## PROBLEM
Go through the entries one line at a time, and gather every line that has the word "Sprawdź".

---------- EXTRACTED ENTRIES

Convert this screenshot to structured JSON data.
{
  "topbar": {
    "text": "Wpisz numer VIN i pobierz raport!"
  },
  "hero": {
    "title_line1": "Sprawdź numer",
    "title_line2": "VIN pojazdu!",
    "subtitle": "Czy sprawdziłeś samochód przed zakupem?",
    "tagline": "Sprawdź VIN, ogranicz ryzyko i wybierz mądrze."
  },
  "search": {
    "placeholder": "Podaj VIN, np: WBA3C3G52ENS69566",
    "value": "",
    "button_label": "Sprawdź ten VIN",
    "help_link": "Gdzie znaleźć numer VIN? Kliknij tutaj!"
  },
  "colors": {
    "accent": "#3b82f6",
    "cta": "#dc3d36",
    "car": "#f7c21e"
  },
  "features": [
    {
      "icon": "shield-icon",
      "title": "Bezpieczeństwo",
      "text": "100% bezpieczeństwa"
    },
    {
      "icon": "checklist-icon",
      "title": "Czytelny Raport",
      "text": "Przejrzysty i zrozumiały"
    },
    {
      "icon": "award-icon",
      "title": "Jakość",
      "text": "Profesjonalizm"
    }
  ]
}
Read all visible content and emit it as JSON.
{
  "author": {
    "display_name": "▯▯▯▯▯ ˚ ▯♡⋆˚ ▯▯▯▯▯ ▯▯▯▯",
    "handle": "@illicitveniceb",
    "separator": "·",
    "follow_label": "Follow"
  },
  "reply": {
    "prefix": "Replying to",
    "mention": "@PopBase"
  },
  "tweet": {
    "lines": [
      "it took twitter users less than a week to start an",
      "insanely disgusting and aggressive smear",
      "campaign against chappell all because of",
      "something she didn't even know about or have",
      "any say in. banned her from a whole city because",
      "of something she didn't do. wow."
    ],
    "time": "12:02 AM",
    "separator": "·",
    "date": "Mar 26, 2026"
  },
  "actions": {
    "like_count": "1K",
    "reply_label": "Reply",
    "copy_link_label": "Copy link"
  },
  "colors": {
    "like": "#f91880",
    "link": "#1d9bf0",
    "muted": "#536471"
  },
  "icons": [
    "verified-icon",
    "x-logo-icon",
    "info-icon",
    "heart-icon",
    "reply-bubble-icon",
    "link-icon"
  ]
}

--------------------

## ANSWER TO THE PROBLEM
    "title_line1": "Sprawdź numer",
    "tagline": "Sprawdź VIN, ogranicz ryzyko i wybierz mądrze."
    "button_label": "Sprawdź ten VIN",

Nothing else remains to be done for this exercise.